--- YOUR ASSIGNMENT ---
What lines below contain the string "JSON"? List them all.

--- ENTRIES PROVIDED ---

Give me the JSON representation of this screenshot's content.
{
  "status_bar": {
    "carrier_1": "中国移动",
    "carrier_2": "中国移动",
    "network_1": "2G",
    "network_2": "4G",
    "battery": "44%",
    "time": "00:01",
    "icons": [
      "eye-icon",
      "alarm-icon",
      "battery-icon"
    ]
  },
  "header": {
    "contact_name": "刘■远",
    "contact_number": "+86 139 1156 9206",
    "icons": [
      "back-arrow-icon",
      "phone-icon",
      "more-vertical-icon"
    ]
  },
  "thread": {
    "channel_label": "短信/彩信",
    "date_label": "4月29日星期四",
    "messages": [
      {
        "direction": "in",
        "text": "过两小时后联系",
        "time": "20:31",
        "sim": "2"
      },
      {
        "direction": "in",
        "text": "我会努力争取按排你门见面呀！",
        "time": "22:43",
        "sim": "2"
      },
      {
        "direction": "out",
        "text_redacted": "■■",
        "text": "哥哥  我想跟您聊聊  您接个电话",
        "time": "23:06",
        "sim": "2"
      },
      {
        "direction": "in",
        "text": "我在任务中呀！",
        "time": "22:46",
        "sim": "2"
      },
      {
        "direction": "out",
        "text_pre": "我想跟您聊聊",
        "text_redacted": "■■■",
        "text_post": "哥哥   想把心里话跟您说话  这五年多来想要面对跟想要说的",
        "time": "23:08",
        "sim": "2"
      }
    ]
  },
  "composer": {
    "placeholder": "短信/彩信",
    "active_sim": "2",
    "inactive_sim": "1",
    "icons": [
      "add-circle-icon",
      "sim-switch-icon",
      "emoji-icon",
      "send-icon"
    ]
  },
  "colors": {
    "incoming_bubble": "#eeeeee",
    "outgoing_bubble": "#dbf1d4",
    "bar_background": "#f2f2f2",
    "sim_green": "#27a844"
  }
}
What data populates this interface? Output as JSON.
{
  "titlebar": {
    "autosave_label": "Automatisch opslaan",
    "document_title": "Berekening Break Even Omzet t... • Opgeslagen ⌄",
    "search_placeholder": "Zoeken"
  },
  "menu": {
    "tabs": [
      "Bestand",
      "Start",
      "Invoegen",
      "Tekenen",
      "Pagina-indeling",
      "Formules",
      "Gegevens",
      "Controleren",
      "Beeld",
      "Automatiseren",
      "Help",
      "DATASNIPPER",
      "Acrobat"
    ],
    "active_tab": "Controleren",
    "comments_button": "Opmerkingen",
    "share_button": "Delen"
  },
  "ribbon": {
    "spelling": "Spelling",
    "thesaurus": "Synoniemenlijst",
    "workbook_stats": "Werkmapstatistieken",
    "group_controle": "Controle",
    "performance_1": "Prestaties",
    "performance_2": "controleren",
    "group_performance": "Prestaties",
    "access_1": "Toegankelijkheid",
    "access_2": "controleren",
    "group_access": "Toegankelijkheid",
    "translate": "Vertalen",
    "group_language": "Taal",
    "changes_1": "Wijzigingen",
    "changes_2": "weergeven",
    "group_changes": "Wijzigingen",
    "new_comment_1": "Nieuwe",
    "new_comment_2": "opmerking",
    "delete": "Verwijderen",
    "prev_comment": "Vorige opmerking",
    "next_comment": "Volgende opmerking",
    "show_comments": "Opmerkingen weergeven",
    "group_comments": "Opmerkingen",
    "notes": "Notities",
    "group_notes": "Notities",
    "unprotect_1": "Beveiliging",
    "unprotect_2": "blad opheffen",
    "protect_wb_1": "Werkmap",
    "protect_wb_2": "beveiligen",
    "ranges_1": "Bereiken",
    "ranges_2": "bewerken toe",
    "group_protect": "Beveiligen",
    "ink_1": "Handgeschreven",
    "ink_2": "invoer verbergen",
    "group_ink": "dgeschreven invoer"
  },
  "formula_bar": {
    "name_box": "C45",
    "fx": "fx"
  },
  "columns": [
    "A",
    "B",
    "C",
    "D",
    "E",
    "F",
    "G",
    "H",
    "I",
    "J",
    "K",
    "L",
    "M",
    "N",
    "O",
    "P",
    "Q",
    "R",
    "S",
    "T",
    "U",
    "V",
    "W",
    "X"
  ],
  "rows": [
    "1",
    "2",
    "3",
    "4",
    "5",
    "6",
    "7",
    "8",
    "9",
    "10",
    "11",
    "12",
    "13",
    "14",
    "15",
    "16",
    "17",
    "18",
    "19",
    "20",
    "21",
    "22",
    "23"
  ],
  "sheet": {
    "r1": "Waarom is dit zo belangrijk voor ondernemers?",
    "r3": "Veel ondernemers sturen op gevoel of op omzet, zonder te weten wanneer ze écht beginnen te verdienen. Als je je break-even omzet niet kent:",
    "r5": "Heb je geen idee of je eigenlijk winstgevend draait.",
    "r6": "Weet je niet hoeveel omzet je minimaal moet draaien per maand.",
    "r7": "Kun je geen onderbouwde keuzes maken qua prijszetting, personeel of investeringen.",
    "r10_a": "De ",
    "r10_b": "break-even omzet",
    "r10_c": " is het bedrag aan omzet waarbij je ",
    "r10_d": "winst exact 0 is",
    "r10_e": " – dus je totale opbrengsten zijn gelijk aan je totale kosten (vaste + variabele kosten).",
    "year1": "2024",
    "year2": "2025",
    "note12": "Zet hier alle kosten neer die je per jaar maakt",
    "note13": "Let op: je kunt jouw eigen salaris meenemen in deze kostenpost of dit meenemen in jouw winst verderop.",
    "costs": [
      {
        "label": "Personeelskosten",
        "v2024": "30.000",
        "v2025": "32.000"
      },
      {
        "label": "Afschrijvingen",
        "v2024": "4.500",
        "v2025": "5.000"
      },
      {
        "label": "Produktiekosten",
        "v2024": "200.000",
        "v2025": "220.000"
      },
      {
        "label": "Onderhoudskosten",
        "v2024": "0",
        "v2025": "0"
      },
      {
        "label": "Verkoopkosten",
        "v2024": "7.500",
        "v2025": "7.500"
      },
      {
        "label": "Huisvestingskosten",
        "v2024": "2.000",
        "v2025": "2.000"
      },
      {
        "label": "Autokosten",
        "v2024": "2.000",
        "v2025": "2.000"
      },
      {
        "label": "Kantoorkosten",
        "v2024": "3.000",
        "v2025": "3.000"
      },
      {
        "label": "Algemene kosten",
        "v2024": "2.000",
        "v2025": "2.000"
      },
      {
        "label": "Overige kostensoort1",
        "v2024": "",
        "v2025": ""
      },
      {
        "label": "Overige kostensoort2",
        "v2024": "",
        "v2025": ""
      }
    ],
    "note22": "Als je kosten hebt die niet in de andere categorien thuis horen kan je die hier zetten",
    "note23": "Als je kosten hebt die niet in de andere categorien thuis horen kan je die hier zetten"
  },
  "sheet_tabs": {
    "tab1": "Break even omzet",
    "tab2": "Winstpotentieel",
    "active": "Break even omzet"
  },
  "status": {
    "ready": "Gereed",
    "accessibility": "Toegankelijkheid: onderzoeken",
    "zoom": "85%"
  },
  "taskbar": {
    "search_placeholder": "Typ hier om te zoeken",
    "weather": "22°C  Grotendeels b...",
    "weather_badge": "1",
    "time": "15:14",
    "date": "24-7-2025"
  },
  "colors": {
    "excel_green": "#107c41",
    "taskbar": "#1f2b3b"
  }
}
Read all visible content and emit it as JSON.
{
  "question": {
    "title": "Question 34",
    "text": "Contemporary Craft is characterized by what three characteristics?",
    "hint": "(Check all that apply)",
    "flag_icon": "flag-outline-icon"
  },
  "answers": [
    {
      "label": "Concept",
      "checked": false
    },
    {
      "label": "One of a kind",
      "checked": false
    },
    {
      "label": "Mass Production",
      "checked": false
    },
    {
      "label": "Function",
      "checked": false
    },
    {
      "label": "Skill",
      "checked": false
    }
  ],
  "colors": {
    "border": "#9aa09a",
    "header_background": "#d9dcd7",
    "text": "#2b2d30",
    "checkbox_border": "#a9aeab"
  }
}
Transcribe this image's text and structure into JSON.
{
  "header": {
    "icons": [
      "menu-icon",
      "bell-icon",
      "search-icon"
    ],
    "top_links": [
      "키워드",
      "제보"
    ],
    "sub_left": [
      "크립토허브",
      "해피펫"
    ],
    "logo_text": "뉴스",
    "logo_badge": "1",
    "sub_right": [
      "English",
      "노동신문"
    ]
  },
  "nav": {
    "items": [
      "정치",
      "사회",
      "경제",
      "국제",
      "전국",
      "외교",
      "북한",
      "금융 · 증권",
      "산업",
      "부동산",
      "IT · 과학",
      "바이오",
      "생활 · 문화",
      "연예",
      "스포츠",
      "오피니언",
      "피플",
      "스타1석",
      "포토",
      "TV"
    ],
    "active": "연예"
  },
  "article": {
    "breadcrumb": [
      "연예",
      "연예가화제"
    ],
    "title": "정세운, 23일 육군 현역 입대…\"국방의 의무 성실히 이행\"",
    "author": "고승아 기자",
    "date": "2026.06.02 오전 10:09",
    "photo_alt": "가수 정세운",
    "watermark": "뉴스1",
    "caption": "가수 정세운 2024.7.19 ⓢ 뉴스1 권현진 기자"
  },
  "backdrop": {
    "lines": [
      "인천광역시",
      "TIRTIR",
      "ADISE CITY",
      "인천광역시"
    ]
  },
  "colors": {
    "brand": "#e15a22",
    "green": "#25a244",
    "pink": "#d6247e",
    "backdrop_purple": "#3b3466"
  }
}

--- ANSWER FOR THIS EXERCISE ---
Give me the JSON representation of this screenshot's content.
What data populates this interface? Output as JSON.
Read all visible content and emit it as JSON.
Transcribe this image's text and structure into JSON.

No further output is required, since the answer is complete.